Task material ▸
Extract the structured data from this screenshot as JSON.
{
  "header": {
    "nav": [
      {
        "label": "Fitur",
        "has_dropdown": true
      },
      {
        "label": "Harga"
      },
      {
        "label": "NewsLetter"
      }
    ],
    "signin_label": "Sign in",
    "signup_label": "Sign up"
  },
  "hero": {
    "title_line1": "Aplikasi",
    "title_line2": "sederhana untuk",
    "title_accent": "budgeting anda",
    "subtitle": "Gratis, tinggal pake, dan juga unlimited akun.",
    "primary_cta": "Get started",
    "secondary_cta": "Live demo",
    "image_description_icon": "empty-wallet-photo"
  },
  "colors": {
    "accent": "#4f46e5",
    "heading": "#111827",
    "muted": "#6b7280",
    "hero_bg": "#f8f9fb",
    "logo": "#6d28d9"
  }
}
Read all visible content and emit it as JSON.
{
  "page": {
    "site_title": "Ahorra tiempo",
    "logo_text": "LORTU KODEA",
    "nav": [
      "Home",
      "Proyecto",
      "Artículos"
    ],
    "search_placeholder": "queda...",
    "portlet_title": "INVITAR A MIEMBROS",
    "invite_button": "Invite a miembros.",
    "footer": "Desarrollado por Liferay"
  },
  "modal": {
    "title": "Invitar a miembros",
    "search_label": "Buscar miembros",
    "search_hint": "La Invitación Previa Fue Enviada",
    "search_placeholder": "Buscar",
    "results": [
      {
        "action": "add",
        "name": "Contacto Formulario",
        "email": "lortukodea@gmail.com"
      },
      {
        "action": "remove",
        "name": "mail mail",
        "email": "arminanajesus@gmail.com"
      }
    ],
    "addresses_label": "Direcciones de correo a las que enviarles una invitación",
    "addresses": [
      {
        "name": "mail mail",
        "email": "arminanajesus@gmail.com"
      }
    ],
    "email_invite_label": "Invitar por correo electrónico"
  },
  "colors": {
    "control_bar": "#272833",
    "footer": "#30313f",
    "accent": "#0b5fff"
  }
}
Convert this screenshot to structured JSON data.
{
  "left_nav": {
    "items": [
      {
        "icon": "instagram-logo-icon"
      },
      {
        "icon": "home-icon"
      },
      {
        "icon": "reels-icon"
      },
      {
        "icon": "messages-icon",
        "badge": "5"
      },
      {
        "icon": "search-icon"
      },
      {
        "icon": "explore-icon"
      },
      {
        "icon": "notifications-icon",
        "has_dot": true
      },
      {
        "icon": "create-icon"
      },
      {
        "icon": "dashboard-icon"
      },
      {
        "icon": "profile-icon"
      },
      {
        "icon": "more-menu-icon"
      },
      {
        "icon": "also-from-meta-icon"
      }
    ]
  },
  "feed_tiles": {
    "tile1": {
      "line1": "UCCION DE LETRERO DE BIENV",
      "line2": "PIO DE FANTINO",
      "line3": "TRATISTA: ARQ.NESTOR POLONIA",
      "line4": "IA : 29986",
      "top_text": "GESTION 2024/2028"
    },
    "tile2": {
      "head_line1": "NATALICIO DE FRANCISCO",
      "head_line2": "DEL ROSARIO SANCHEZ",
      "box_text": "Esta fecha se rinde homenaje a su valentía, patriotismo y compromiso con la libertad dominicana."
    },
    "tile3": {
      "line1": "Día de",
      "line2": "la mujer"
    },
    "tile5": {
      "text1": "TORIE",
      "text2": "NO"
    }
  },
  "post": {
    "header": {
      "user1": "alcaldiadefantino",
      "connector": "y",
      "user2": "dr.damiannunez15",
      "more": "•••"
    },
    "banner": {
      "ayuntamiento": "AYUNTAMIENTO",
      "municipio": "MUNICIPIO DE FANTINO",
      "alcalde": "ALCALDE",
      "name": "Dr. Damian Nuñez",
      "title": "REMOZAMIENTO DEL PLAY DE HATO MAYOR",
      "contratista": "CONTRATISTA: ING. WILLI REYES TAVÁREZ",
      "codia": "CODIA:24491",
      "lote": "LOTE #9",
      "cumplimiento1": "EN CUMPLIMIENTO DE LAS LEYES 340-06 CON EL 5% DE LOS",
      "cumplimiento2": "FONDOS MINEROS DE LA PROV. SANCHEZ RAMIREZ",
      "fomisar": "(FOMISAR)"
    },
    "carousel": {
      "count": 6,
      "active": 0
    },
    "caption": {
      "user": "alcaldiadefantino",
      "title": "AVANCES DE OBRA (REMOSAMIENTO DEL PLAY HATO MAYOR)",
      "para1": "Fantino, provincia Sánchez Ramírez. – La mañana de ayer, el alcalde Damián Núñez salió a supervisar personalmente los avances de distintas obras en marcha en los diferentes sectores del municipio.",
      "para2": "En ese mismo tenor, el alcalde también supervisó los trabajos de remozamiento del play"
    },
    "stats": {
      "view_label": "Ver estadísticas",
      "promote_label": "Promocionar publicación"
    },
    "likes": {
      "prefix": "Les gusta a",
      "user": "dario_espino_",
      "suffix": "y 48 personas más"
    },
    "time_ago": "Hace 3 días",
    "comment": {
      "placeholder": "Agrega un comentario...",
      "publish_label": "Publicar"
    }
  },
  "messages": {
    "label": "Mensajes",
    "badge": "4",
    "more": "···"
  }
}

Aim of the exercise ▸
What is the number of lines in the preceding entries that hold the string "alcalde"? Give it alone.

Written solution ▸
3